RECORDS SUPPLIED |
▼▼▼

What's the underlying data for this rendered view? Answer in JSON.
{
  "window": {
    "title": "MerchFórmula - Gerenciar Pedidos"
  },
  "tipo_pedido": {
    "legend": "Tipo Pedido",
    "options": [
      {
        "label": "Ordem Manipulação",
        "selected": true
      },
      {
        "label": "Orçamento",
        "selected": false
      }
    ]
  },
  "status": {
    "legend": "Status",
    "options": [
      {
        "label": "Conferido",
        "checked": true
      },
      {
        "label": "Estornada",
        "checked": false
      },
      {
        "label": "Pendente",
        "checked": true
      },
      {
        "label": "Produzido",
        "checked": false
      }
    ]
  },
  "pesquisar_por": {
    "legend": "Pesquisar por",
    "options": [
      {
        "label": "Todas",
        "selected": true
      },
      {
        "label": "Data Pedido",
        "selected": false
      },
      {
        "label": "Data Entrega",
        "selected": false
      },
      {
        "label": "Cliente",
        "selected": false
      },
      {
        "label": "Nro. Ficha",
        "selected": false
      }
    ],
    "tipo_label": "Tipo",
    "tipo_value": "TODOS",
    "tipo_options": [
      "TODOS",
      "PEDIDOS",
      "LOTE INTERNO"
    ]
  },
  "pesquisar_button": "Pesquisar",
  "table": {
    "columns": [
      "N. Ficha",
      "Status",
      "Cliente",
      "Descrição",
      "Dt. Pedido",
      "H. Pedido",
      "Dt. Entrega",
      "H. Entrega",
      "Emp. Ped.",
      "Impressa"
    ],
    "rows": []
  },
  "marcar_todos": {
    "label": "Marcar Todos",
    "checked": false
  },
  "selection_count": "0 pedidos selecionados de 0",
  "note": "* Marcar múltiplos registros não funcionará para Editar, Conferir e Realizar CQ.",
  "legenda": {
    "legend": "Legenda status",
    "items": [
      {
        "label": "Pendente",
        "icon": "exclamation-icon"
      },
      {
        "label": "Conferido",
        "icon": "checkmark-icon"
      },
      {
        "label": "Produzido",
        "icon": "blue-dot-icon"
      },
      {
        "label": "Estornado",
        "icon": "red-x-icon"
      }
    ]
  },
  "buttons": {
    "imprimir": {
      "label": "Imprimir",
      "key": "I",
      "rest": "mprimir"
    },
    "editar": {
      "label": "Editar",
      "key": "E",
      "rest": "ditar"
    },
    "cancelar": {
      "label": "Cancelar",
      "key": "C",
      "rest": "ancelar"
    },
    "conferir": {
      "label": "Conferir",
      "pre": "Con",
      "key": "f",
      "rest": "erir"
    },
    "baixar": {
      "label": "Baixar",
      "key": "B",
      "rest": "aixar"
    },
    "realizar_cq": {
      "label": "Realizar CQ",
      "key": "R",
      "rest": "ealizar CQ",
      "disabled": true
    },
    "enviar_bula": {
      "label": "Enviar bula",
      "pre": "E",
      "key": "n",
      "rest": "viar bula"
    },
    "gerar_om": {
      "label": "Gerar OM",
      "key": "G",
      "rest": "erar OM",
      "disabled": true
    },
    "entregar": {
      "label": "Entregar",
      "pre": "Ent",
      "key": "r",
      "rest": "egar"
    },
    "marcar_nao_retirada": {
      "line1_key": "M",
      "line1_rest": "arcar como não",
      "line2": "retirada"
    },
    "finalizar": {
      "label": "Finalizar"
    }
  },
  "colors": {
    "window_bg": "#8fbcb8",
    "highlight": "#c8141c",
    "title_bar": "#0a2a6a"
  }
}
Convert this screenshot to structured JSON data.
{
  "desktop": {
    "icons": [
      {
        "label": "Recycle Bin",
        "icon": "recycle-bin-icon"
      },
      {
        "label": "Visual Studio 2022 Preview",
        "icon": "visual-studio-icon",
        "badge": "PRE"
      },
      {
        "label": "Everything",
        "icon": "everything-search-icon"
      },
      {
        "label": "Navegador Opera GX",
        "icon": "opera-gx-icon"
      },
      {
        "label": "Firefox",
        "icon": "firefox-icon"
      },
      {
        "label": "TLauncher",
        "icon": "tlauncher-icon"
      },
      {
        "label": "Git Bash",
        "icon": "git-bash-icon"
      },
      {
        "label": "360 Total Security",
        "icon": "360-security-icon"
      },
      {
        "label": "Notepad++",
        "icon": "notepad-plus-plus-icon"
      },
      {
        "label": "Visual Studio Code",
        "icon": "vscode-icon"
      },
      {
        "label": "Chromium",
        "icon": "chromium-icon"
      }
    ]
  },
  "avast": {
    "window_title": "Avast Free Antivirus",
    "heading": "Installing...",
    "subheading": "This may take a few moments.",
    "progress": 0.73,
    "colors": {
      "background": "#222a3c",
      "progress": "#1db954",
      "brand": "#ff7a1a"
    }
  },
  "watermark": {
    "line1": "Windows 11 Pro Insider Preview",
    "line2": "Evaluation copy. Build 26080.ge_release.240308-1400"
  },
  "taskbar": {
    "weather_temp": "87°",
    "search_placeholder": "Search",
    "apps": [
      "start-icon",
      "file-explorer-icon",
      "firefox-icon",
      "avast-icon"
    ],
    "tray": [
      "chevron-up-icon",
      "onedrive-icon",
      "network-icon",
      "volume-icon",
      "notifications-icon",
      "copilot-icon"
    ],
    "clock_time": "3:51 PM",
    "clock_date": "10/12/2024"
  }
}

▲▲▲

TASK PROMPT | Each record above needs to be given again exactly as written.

PROBLEM SOLUTION |
What's the underlying data for this rendered view? Answer in JSON.
{
  "window": {
    "title": "MerchFórmula - Gerenciar Pedidos"
  },
  "tipo_pedido": {
    "legend": "Tipo Pedido",
    "options": [
      {
        "label": "Ordem Manipulação",
        "selected": true
      },
      {
        "label": "Orçamento",
        "selected": false
      }
    ]
  },
  "status": {
    "legend": "Status",
    "options": [
      {
        "label": "Conferido",
        "checked": true
      },
      {
        "label": "Estornada",
        "checked": false
      },
      {
        "label": "Pendente",
        "checked": true
      },
      {
        "label": "Produzido",
        "checked": false
      }
    ]
  },
  "pesquisar_por": {
    "legend": "Pesquisar por",
    "options": [
      {
        "label": "Todas",
        "selected": true
      },
      {
        "label": "Data Pedido",
        "selected": false
      },
      {
        "label": "Data Entrega",
        "selected": false
      },
      {
        "label": "Cliente",
        "selected": false
      },
      {
        "label": "Nro. Ficha",
        "selected": false
      }
    ],
    "tipo_label": "Tipo",
    "tipo_value": "TODOS",
    "tipo_options": [
      "TODOS",
      "PEDIDOS",
      "LOTE INTERNO"
    ]
  },
  "pesquisar_button": "Pesquisar",
  "table": {
    "columns": [
      "N. Ficha",
      "Status",
      "Cliente",
      "Descrição",
      "Dt. Pedido",
      "H. Pedido",
      "Dt. Entrega",
      "H. Entrega",
      "Emp. Ped.",
      "Impressa"
    ],
    "rows": []
  },
  "marcar_todos": {
    "label": "Marcar Todos",
    "checked": false
  },
  "selection_count": "0 pedidos selecionados de 0",
  "note": "* Marcar múltiplos registros não funcionará para Editar, Conferir e Realizar CQ.",
  "legenda": {
    "legend": "Legenda status",
    "items": [
      {
        "label": "Pendente",
        "icon": "exclamation-icon"
      },
      {
        "label": "Conferido",
        "icon": "checkmark-icon"
      },
      {
        "label": "Produzido",
        "icon": "blue-dot-icon"
      },
      {
        "label": "Estornado",
        "icon": "red-x-icon"
      }
    ]
  },
  "buttons": {
    "imprimir": {
      "label": "Imprimir",
      "key": "I",
      "rest": "mprimir"
    },
    "editar": {
      "label": "Editar",
      "key": "E",
      "rest": "ditar"
    },
    "cancelar": {
      "label": "Cancelar",
      "key": "C",
      "rest": "ancelar"
    },
    "conferir": {
      "label": "Conferir",
      "pre": "Con",
      "key": "f",
      "rest": "erir"
    },
    "baixar": {
      "label": "Baixar",
      "key": "B",
      "rest": "aixar"
    },
    "realizar_cq": {
      "label": "Realizar CQ",
      "key": "R",
      "rest": "ealizar CQ",
      "disabled": true
    },
    "enviar_bula": {
      "label": "Enviar bula",
      "pre": "E",
      "key": "n",
      "rest": "viar bula"
    },
    "gerar_om": {
      "label": "Gerar OM",
      "key": "G",
      "rest": "erar OM",
      "disabled": true
    },
    "entregar": {
      "label": "Entregar",
      "pre": "Ent",
      "key": "r",
      "rest": "egar"
    },
    "marcar_nao_retirada": {
      "line1_key": "M",
      "line1_rest": "arcar como não",
      "line2": "retirada"
    },
    "finalizar": {
      "label": "Finalizar"
    }
  },
  "colors": {
    "window_bg": "#8fbcb8",
    "highlight": "#c8141c",
    "title_bar": "#0a2a6a"
  }
}
Convert this screenshot to structured JSON data.
{
  "desktop": {
    "icons": [
      {
        "label": "Recycle Bin",
        "icon": "recycle-bin-icon"
      },
      {
        "label": "Visual Studio 2022 Preview",
        "icon": "visual-studio-icon",
        "badge": "PRE"
      },
      {
        "label": "Everything",
        "icon": "everything-search-icon"
      },
      {
        "label": "Navegador Opera GX",
        "icon": "opera-gx-icon"
      },
      {
        "label": "Firefox",
        "icon": "firefox-icon"
      },
      {
        "label": "TLauncher",
        "icon": "tlauncher-icon"
      },
      {
        "label": "Git Bash",
        "icon": "git-bash-icon"
      },
      {
        "label": "360 Total Security",
        "icon": "360-security-icon"
      },
      {
        "label": "Notepad++",
        "icon": "notepad-plus-plus-icon"
      },
      {
        "label": "Visual Studio Code",
        "icon": "vscode-icon"
      },
      {
        "label": "Chromium",
        "icon": "chromium-icon"
      }
    ]
  },
  "avast": {
    "window_title": "Avast Free Antivirus",
    "heading": "Installing...",
    "subheading": "This may take a few moments.",
    "progress": 0.73,
    "colors": {
      "background": "#222a3c",
      "progress": "#1db954",
      "brand": "#ff7a1a"
    }
  },
  "watermark": {
    "line1": "Windows 11 Pro Insider Preview",
    "line2": "Evaluation copy. Build 26080.ge_release.240308-1400"
  },
  "taskbar": {
    "weather_temp": "87°",
    "search_placeholder": "Search",
    "apps": [
      "start-icon",
      "file-explorer-icon",
      "firefox-icon",
      "avast-icon"
    ],
    "tray": [
      "chevron-up-icon",
      "onedrive-icon",
      "network-icon",
      "volume-icon",
      "notifications-icon",
      "copilot-icon"
    ],
    "clock_time": "3:51 PM",
    "clock_date": "10/12/2024"
  }
}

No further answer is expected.